*** Opening Dataset records ***

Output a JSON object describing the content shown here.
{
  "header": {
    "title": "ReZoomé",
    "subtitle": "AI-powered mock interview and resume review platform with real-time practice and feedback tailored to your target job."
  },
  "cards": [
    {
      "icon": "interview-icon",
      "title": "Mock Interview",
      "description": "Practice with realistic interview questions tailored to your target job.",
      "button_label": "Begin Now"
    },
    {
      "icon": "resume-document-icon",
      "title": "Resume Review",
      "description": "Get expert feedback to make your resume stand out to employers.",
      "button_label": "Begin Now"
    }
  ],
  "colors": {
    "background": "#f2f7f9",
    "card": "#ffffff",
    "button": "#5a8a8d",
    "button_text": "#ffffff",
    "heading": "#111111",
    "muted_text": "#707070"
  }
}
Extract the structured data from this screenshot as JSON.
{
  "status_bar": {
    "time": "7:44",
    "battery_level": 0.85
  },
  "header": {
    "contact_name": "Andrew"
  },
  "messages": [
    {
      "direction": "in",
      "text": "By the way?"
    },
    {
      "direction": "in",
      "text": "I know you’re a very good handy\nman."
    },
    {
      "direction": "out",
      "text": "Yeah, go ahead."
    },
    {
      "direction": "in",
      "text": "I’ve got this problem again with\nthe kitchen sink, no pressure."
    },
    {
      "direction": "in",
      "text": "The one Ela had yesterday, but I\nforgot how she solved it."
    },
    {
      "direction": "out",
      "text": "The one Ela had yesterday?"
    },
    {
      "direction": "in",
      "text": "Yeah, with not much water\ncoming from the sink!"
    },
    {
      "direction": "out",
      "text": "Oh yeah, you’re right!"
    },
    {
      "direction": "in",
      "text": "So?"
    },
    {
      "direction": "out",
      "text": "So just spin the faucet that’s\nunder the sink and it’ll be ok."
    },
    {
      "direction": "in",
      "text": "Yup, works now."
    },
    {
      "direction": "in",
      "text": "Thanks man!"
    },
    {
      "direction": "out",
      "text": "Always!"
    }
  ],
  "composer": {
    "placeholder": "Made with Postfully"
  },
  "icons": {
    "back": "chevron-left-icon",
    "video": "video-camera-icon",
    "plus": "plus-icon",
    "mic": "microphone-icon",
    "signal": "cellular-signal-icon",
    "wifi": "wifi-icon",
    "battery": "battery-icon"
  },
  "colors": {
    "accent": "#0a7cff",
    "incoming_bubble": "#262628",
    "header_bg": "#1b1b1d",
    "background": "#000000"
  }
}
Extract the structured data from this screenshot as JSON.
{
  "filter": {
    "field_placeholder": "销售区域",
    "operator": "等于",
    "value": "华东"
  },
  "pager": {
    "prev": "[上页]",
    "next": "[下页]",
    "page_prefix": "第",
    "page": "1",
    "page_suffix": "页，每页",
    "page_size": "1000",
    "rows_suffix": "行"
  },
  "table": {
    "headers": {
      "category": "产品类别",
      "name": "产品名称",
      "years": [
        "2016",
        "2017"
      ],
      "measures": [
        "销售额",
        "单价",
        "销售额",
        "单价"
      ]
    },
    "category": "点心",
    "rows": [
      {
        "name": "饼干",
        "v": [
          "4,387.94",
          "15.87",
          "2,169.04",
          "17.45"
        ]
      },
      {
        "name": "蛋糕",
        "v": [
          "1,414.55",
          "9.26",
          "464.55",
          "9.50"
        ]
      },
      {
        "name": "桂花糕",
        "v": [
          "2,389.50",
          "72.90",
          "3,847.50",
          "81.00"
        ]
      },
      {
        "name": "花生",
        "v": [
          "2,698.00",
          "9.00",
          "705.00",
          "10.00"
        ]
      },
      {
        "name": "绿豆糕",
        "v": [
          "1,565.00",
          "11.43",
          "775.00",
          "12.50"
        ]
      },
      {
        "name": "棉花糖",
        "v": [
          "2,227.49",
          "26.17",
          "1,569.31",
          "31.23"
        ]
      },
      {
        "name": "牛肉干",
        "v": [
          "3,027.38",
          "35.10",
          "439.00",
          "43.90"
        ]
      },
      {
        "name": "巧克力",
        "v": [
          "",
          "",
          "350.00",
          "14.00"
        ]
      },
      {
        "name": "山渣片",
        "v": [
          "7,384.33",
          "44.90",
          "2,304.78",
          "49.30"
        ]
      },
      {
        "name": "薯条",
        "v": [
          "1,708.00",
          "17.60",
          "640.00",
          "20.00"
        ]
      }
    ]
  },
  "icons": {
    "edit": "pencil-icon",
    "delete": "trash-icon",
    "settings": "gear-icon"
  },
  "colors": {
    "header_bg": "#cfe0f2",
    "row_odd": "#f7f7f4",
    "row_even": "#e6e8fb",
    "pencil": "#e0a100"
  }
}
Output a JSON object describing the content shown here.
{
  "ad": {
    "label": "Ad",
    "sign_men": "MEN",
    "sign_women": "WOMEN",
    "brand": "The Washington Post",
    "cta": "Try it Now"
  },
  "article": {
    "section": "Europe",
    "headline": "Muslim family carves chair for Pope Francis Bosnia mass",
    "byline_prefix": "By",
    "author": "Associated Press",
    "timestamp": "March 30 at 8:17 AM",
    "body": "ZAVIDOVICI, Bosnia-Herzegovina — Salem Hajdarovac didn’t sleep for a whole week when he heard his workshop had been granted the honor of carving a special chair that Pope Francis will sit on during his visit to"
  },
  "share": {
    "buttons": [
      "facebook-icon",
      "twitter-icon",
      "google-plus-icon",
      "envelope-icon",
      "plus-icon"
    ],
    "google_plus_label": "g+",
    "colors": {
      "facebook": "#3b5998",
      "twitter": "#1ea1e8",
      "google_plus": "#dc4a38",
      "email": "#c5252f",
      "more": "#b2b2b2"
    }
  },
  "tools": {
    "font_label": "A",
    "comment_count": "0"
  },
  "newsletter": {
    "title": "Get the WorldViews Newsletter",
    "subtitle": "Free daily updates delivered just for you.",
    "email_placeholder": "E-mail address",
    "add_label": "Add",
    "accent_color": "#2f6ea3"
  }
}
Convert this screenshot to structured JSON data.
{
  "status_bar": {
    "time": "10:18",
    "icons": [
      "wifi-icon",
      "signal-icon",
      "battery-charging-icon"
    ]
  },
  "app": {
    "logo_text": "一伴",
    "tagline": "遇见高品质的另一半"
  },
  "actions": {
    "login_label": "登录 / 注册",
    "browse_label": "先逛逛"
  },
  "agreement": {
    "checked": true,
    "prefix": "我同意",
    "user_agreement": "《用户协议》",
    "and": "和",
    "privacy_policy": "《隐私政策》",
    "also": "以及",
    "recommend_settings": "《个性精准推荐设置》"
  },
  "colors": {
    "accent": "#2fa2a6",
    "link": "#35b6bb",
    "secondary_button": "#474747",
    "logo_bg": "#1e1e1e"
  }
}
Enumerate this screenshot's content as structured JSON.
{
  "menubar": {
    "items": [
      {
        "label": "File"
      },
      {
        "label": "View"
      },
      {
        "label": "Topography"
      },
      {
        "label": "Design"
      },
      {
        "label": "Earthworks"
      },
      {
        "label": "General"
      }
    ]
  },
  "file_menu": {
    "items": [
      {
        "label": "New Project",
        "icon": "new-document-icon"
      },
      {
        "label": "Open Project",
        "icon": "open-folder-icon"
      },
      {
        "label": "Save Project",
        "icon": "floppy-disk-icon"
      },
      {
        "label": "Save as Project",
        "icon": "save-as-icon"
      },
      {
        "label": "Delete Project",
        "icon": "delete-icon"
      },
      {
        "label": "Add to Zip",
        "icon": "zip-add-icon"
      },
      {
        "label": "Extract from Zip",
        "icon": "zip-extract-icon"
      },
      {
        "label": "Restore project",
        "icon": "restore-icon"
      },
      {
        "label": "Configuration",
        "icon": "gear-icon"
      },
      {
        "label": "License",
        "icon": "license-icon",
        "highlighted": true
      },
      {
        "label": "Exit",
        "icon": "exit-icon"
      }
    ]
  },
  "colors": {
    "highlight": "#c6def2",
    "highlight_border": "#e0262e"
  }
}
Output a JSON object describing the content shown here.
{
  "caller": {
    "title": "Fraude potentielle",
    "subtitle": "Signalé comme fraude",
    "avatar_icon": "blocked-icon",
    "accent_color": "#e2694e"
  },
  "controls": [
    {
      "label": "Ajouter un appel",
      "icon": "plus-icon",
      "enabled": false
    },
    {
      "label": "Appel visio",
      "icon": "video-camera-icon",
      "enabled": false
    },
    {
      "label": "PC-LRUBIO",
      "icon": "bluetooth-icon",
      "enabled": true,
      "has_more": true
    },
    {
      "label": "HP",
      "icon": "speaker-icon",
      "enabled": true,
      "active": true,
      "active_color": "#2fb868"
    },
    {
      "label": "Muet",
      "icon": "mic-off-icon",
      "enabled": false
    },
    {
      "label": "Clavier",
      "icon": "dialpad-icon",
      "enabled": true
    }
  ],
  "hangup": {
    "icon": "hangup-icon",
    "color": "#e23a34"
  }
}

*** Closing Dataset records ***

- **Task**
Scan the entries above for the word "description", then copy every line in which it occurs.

- **Your solution**
      "description": "Practice with realistic interview questions tailored to your target job.",
      "description": "Get expert feedback to make your resume stand out to employers.",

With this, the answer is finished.